A confused post
I arrived early at BCA gallery. This was mainly because in order to save money I had had to catch a train, which would arrive in London Liverpool street no later than four twenty nine. Bedford was much as I had remembered it, little seemed to have changed. At the gallery however things were afoot. Both Laura Pottinger and Katie Walton were on maternity leave, Sarah was moving on to a new job and Dawn Giles was the new power in the office. The office itself had been rearranged since my last visit seeming, as in fact it always did, in a state of flux. It wasn't long before I found myself helping Mira to fit spotlights and angle them in order to illuminate Dawn's desk. Then I was carrying a coffee machine down into the gallery slopping the contents of the overflow tray onto my trousers. Next I was arranging chairs and trying unsuccessfully to connect the laptop to a projector. I took on all these tasks willingly and largely unbidden. By seven the guests had arrived, taken their chairs and turned their faces expectantly towards the three speakers of which, unfortunately, I was one.

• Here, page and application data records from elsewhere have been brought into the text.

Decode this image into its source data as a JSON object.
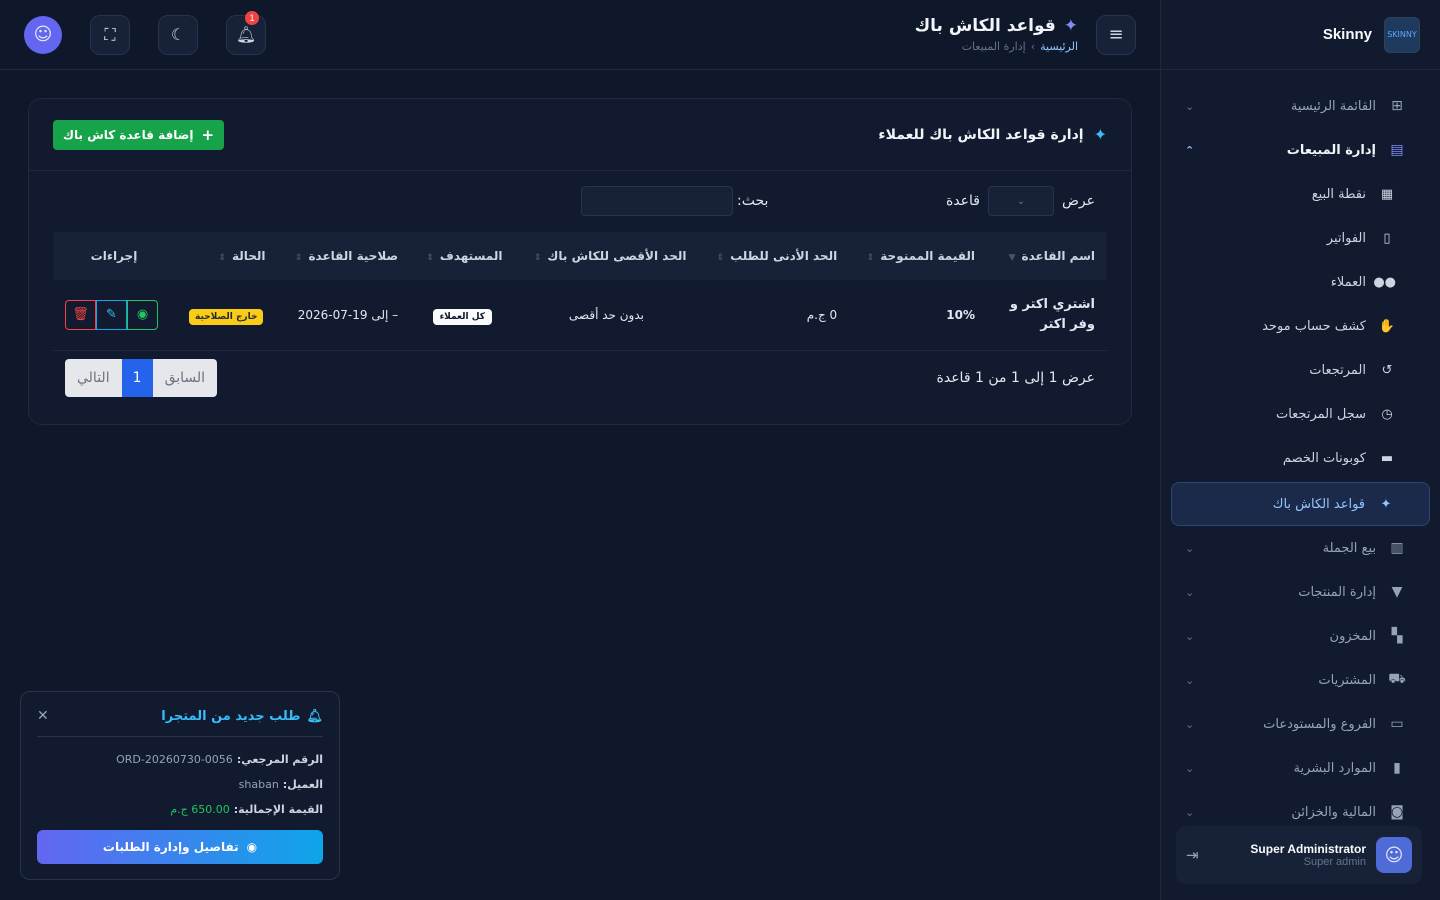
{
  "brand": {
    "name": "Skinny",
    "logo_text": "SKINNY"
  },
  "sidebar": {
    "items": [
      {
        "label": "القائمة الرئيسية",
        "icon": "grid-icon"
      },
      {
        "label": "إدارة المبيعات",
        "icon": "cash-register-icon",
        "open": true
      },
      {
        "label": "بيع الجملة",
        "icon": "warehouse-icon"
      },
      {
        "label": "إدارة المنتجات",
        "icon": "shirt-icon"
      },
      {
        "label": "المخزون",
        "icon": "boxes-icon"
      },
      {
        "label": "المشتريات",
        "icon": "cart-icon"
      },
      {
        "label": "الفروع والمستودعات",
        "icon": "store-icon"
      },
      {
        "label": "الموارد البشرية",
        "icon": "id-badge-icon"
      },
      {
        "label": "المالية والخزائن",
        "icon": "money-icon"
      }
    ],
    "sales_sub": [
      {
        "label": "نقطة البيع",
        "icon": "cash-register-icon"
      },
      {
        "label": "الفواتير",
        "icon": "invoice-icon"
      },
      {
        "label": "العملاء",
        "icon": "users-icon"
      },
      {
        "label": "كشف حساب موحد",
        "icon": "handshake-icon"
      },
      {
        "label": "المرتجعات",
        "icon": "undo-icon"
      },
      {
        "label": "سجل المرتجعات",
        "icon": "history-icon"
      },
      {
        "label": "كوبونات الخصم",
        "icon": "ticket-icon"
      },
      {
        "label": "قواعد الكاش باك",
        "icon": "hand-coin-icon",
        "active": true
      }
    ]
  },
  "user": {
    "name": "Super Administrator",
    "role": "Super admin"
  },
  "header": {
    "title": "قواعد الكاش باك",
    "breadcrumb_home": "الرئيسية",
    "breadcrumb_sep": "›",
    "breadcrumb_current": "إدارة المبيعات",
    "notification_count": "1"
  },
  "card": {
    "title": "إدارة قواعد الكاش باك للعملاء",
    "add_label": "إضافة قاعدة كاش باك",
    "show_label": "عرض",
    "unit_label": "قاعدة",
    "search_label": "بحث:",
    "search_value": ""
  },
  "table": {
    "headers": [
      "اسم القاعدة",
      "القيمة الممنوحة",
      "الحد الأدنى للطلب",
      "الحد الأقصى للكاش باك",
      "المستهدف",
      "صلاحية القاعدة",
      "الحالة",
      "إجراءات"
    ],
    "rows": [
      {
        "name": "اشتري اكتر و وفر اكتر",
        "value": "10%",
        "min_order": "0 ج.م",
        "max_cashback": "بدون حد أقصى",
        "target": "كل العملاء",
        "validity": "– إلى 19-07-2026",
        "status": "خارج الصلاحية"
      }
    ]
  },
  "footer": {
    "info": "عرض 1 إلى 1 من 1 قاعدة",
    "prev": "السابق",
    "page": "1",
    "next": "التالي"
  },
  "toast": {
    "title": "طلب جديد من المتجرا",
    "ref_label": "الرقم المرجعي:",
    "ref_value": "ORD-20260730-0056",
    "customer_label": "العميل:",
    "customer_value": "shaban",
    "total_label": "القيمة الإجمالية:",
    "total_value": "650.00 ج.م",
    "button": "تفاصيل وإدارة الطلبات"
  },
  "colors": {
    "accent": "#6366f1",
    "success": "#16a34a",
    "danger": "#ef4444",
    "warning": "#facc15",
    "info": "#38bdf8"
  }
}
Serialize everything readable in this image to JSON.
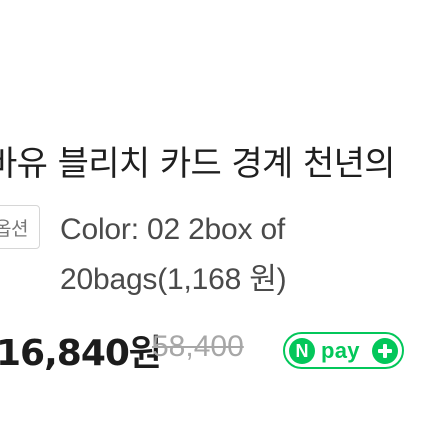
{
  "product": {
    "title": "바유 블리치 카드 경계 천년의",
    "option": {
      "tag_label": "옵션",
      "value": "Color: 02 2box of 20bags(1,168 원)"
    },
    "price": {
      "sale": "16,840원",
      "original": "58,400"
    },
    "payment": {
      "badge_letter": "N",
      "badge_text": "pay",
      "badge_icon": "plus-icon",
      "brand_color": "#03C75A"
    }
  }
}
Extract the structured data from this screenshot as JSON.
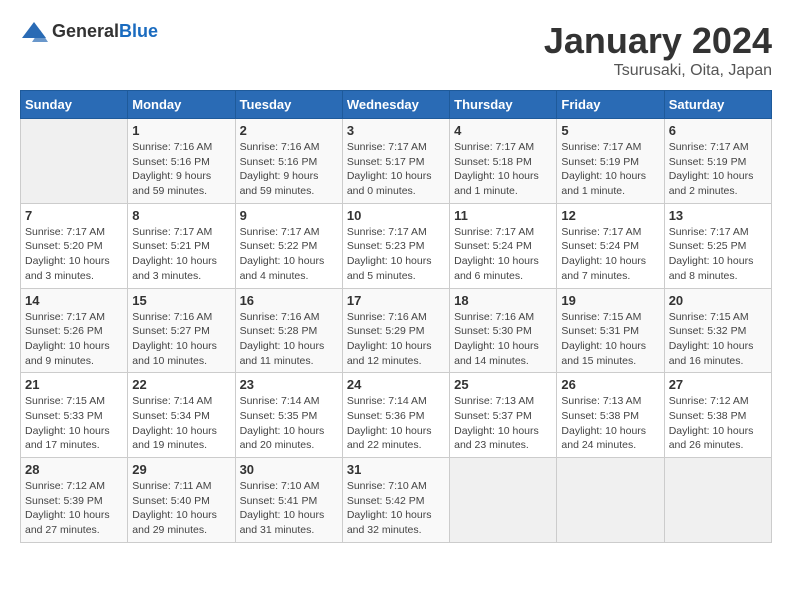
{
  "header": {
    "logo_general": "General",
    "logo_blue": "Blue",
    "month_year": "January 2024",
    "location": "Tsurusaki, Oita, Japan"
  },
  "days_of_week": [
    "Sunday",
    "Monday",
    "Tuesday",
    "Wednesday",
    "Thursday",
    "Friday",
    "Saturday"
  ],
  "weeks": [
    [
      {
        "day": "",
        "info": ""
      },
      {
        "day": "1",
        "info": "Sunrise: 7:16 AM\nSunset: 5:16 PM\nDaylight: 9 hours\nand 59 minutes."
      },
      {
        "day": "2",
        "info": "Sunrise: 7:16 AM\nSunset: 5:16 PM\nDaylight: 9 hours\nand 59 minutes."
      },
      {
        "day": "3",
        "info": "Sunrise: 7:17 AM\nSunset: 5:17 PM\nDaylight: 10 hours\nand 0 minutes."
      },
      {
        "day": "4",
        "info": "Sunrise: 7:17 AM\nSunset: 5:18 PM\nDaylight: 10 hours\nand 1 minute."
      },
      {
        "day": "5",
        "info": "Sunrise: 7:17 AM\nSunset: 5:19 PM\nDaylight: 10 hours\nand 1 minute."
      },
      {
        "day": "6",
        "info": "Sunrise: 7:17 AM\nSunset: 5:19 PM\nDaylight: 10 hours\nand 2 minutes."
      }
    ],
    [
      {
        "day": "7",
        "info": "Sunrise: 7:17 AM\nSunset: 5:20 PM\nDaylight: 10 hours\nand 3 minutes."
      },
      {
        "day": "8",
        "info": "Sunrise: 7:17 AM\nSunset: 5:21 PM\nDaylight: 10 hours\nand 3 minutes."
      },
      {
        "day": "9",
        "info": "Sunrise: 7:17 AM\nSunset: 5:22 PM\nDaylight: 10 hours\nand 4 minutes."
      },
      {
        "day": "10",
        "info": "Sunrise: 7:17 AM\nSunset: 5:23 PM\nDaylight: 10 hours\nand 5 minutes."
      },
      {
        "day": "11",
        "info": "Sunrise: 7:17 AM\nSunset: 5:24 PM\nDaylight: 10 hours\nand 6 minutes."
      },
      {
        "day": "12",
        "info": "Sunrise: 7:17 AM\nSunset: 5:24 PM\nDaylight: 10 hours\nand 7 minutes."
      },
      {
        "day": "13",
        "info": "Sunrise: 7:17 AM\nSunset: 5:25 PM\nDaylight: 10 hours\nand 8 minutes."
      }
    ],
    [
      {
        "day": "14",
        "info": "Sunrise: 7:17 AM\nSunset: 5:26 PM\nDaylight: 10 hours\nand 9 minutes."
      },
      {
        "day": "15",
        "info": "Sunrise: 7:16 AM\nSunset: 5:27 PM\nDaylight: 10 hours\nand 10 minutes."
      },
      {
        "day": "16",
        "info": "Sunrise: 7:16 AM\nSunset: 5:28 PM\nDaylight: 10 hours\nand 11 minutes."
      },
      {
        "day": "17",
        "info": "Sunrise: 7:16 AM\nSunset: 5:29 PM\nDaylight: 10 hours\nand 12 minutes."
      },
      {
        "day": "18",
        "info": "Sunrise: 7:16 AM\nSunset: 5:30 PM\nDaylight: 10 hours\nand 14 minutes."
      },
      {
        "day": "19",
        "info": "Sunrise: 7:15 AM\nSunset: 5:31 PM\nDaylight: 10 hours\nand 15 minutes."
      },
      {
        "day": "20",
        "info": "Sunrise: 7:15 AM\nSunset: 5:32 PM\nDaylight: 10 hours\nand 16 minutes."
      }
    ],
    [
      {
        "day": "21",
        "info": "Sunrise: 7:15 AM\nSunset: 5:33 PM\nDaylight: 10 hours\nand 17 minutes."
      },
      {
        "day": "22",
        "info": "Sunrise: 7:14 AM\nSunset: 5:34 PM\nDaylight: 10 hours\nand 19 minutes."
      },
      {
        "day": "23",
        "info": "Sunrise: 7:14 AM\nSunset: 5:35 PM\nDaylight: 10 hours\nand 20 minutes."
      },
      {
        "day": "24",
        "info": "Sunrise: 7:14 AM\nSunset: 5:36 PM\nDaylight: 10 hours\nand 22 minutes."
      },
      {
        "day": "25",
        "info": "Sunrise: 7:13 AM\nSunset: 5:37 PM\nDaylight: 10 hours\nand 23 minutes."
      },
      {
        "day": "26",
        "info": "Sunrise: 7:13 AM\nSunset: 5:38 PM\nDaylight: 10 hours\nand 24 minutes."
      },
      {
        "day": "27",
        "info": "Sunrise: 7:12 AM\nSunset: 5:38 PM\nDaylight: 10 hours\nand 26 minutes."
      }
    ],
    [
      {
        "day": "28",
        "info": "Sunrise: 7:12 AM\nSunset: 5:39 PM\nDaylight: 10 hours\nand 27 minutes."
      },
      {
        "day": "29",
        "info": "Sunrise: 7:11 AM\nSunset: 5:40 PM\nDaylight: 10 hours\nand 29 minutes."
      },
      {
        "day": "30",
        "info": "Sunrise: 7:10 AM\nSunset: 5:41 PM\nDaylight: 10 hours\nand 31 minutes."
      },
      {
        "day": "31",
        "info": "Sunrise: 7:10 AM\nSunset: 5:42 PM\nDaylight: 10 hours\nand 32 minutes."
      },
      {
        "day": "",
        "info": ""
      },
      {
        "day": "",
        "info": ""
      },
      {
        "day": "",
        "info": ""
      }
    ]
  ]
}
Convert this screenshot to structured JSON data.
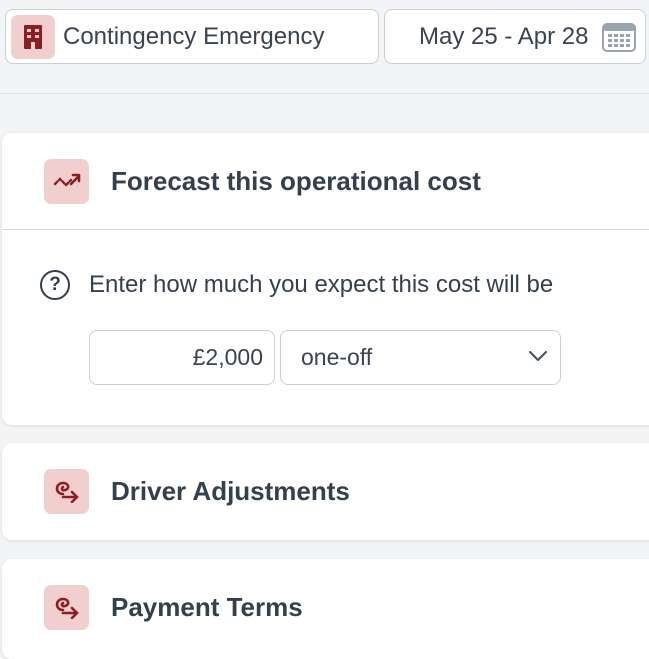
{
  "header": {
    "entity": {
      "label": "Contingency Emergency",
      "icon": "building-icon"
    },
    "date_range": {
      "label": "May 25 - Apr 28",
      "icon": "calendar-icon"
    }
  },
  "forecast_card": {
    "title": "Forecast this operational cost",
    "icon": "trend-arrow-icon",
    "question": "Enter how much you expect this cost will be",
    "help_icon": "question-icon",
    "amount_value": "£2,000",
    "frequency_value": "one-off"
  },
  "driver_card": {
    "title": "Driver Adjustments",
    "icon": "route-arrow-icon"
  },
  "payment_card": {
    "title": "Payment Terms",
    "icon": "route-arrow-icon"
  },
  "colors": {
    "accent": "#8c1d22",
    "accent_tile": "#f2cfcf",
    "text": "#34404d",
    "border": "#c9cfd6",
    "background": "#f2f4f6"
  }
}
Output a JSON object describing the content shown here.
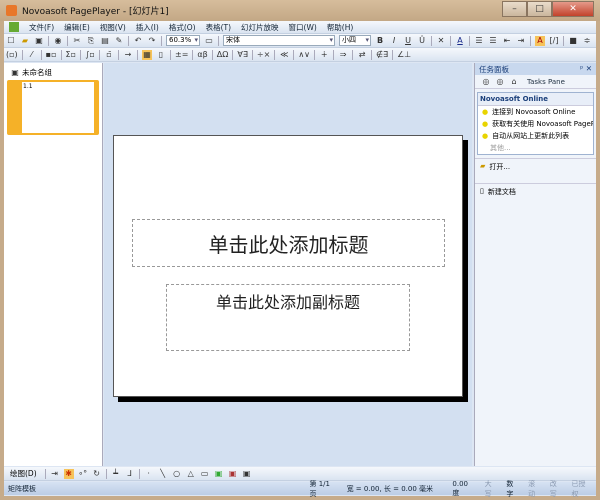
{
  "window": {
    "title": "Novoasoft PagePlayer - [幻灯片1]"
  },
  "menu": [
    "文件(F)",
    "编辑(E)",
    "视图(V)",
    "插入(I)",
    "格式(O)",
    "表格(T)",
    "幻灯片放映",
    "窗口(W)",
    "帮助(H)"
  ],
  "toolbar": {
    "zoom": "60.3%",
    "font": "宋体",
    "size": "小四"
  },
  "slides_panel": {
    "group": "未命名组",
    "thumb_label": "1.1"
  },
  "slide": {
    "title_placeholder": "单击此处添加标题",
    "subtitle_placeholder": "单击此处添加副标题"
  },
  "task_pane": {
    "title": "任务面板",
    "nav_label": "Tasks Pane",
    "section_title": "Novoasoft Online",
    "links": [
      "连接到 Novoasoft Online",
      "获取有关使用 Novoasoft PageP...",
      "自动从网站上更新此列表"
    ],
    "more": "其他...",
    "open": "打开...",
    "new_doc": "新建文档"
  },
  "drawbar": {
    "label": "绘图(D)"
  },
  "status": {
    "mode": "矩阵模板",
    "page": "第 1/1 页",
    "dims": "宽 = 0.00, 长 = 0.00 毫米",
    "angle": "0.00 度",
    "caps": "大写",
    "num": "数字",
    "scroll": "滚动",
    "ovr": "改写",
    "auth": "已授权"
  }
}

I had met Simon Munnery (our chair) before this 'in conversation' but I hadn't recognised who he was. He had seemed familiar and jocular but it was only as we seated ourselves to begin the 'in conversation' that realisation came upon me. I was on Simon's right hand and the extremely tall Chris Dobrowolski on his left. Both began by talking fluently, telling jokes, funny stories and looking extremely interested and interesting, while I, feeling my strength ebbing away, began to think about easing myself out of the audience's field of vision. I began to rehearse lines in my head while Chris embarked on a hilarious soliloquy about a very serious Russian researcher and a toy penguin. I noticed that Chris' work was very like mine, that we had similar experiences and responses to the Antarctic and that we both felt nervous, undermined even, about each others position. I was thinking that perhaps I should have travelled to those frozen wastes, he was thinking that maybe he shouldn't have. Then Mr Munnery swivelled his whole body around to face me, moved to speak and I remember no more.
The Antarctic is now a distant and rather romantic dream for me as is that evening's conversation.